Analytic capacities: the marketing departments increasingly hire analytic people (computer science, mathematics, econometricians, ...).
Organizational alignment: the change from a focus on product to a focus on clients demands that all actions wrt. each client must be consistent. e.g. the commercial agents cannot be exclusively rewarded for acquisition of new customers if the companys strategy is to increase the loyality and consumption rate of existing clients.
Customer (after sales) service: different client types have different tangible and psychological needs and perceive value accordingly.
Project quick wins: fundamental to achieve organizational and personal buy-in. make a story board with a calendar of implementation. Implement first the most spectacular iniciatives.
Do the obvious: an insurance company with clients with expensive cars: do cross selling of highly profitable home insurances to these.
Commercial agents: indentify the agents open to change: use them to spearhead an iniciative, e.g. cross selling. The success of the initiative will automatically motivate the rest of the agents to back up the initiative (real case story).
Identify life cycle signs (single vs couples consumption patterns, young parents, senescence, etc.) and accelerators of opportunities (valentines day, school start).
The banks posess so much information about their clients that they can know quite a lot about their life cycle and likely tangible and psychological needs - Therefore they are now selling other products as well, primarily insurances and cars through partners. e.g. if a person has changed his job and now gains 30% more: offer him a car with specifications according to his segment; or if a person has a big mortgage, offer him other credit / retirement / inheritance plans. You should proyect the current image of the client into other contexts and into the future.
Pricing and a differenciated offer permits a larger range of actual and potential clients to be served. Their exploitation requires identifying the "types" of the clients, adopting the approach accordingly and thereby avoiding the gaps because of lack of purchase or at a price that could have been greater. Two types of radically different clients:

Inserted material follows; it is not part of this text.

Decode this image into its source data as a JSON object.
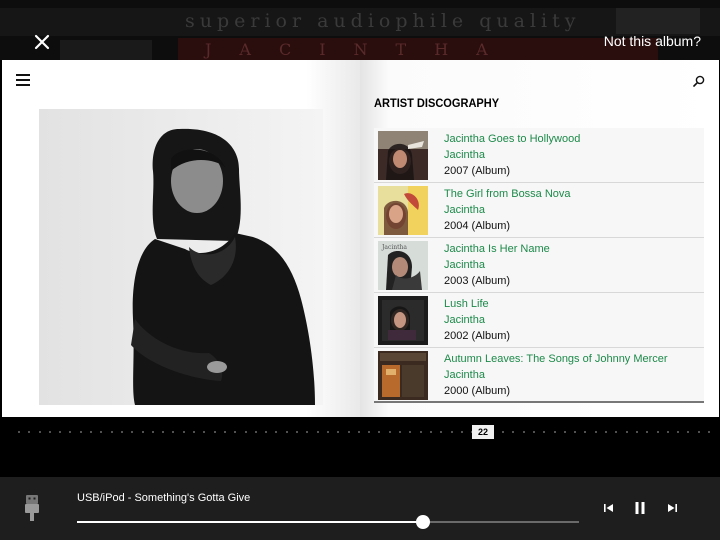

a) values the brand and is eager to buy the latest fashion (price is of secondary concern) and
b) only buys en sales and has very little interest in brands.
Important for client knowledge projects:

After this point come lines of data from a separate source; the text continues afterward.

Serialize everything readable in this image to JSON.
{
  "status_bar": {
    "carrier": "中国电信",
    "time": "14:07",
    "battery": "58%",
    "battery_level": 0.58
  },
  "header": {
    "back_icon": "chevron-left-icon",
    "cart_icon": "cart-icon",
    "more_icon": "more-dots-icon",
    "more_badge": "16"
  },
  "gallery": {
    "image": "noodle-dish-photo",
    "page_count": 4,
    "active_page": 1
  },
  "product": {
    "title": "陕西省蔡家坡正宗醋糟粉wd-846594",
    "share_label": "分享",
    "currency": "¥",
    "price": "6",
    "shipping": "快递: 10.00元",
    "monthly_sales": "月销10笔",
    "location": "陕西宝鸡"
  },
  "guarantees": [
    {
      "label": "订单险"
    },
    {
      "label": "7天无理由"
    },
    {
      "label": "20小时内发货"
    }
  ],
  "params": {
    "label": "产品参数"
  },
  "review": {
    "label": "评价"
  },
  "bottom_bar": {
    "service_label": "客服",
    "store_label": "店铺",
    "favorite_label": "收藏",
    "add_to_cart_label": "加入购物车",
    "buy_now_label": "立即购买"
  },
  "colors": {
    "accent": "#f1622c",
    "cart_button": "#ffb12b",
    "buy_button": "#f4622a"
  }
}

- Sponsorship of the executive branch.
- Involvement of the users.
To determine the exact needs and objectives, you have to work hard with the people asking for the system / solution and those that are going to use it (may be different people). People should know that we are integrating their knowledge into the solution and that at any time they are welcome to contribute. This will insure their use of the final solution.
- Integrate the necessary information and data. the important thing is to deliver useful results, not to process and store everything.
- Quick wins are paramount.
- Software: is almost never a solution by itself. the solution should not be sponsored mainly be the it department.
- The success should be measured in ROI, not in analytic prowess.
The marketing budget should be coupled to the ROI in the client relation. If it is fixed, absurd scenarios may occur. e.g. a succesful campaign with high ROI may be terminated when marketing runs out of fonds (absurd but actually occurs in many companies).
95% of the CEOs of insurance companies believe that their investments in client-knowledge has been profitable.
Mexico is ideal for analytic projects because of the volume of clients.
Book "good to be great", key success factors:
- How am i REALLY earning money (among all the things i do and my different products).
- In what do i want to be the BEST? (product quality, distribution, client service, etc.)
- PASSION. Competing on price is always a loosing game; downwards spiral of paying people poorly, loss of motivation, eventual loss of product / service quality.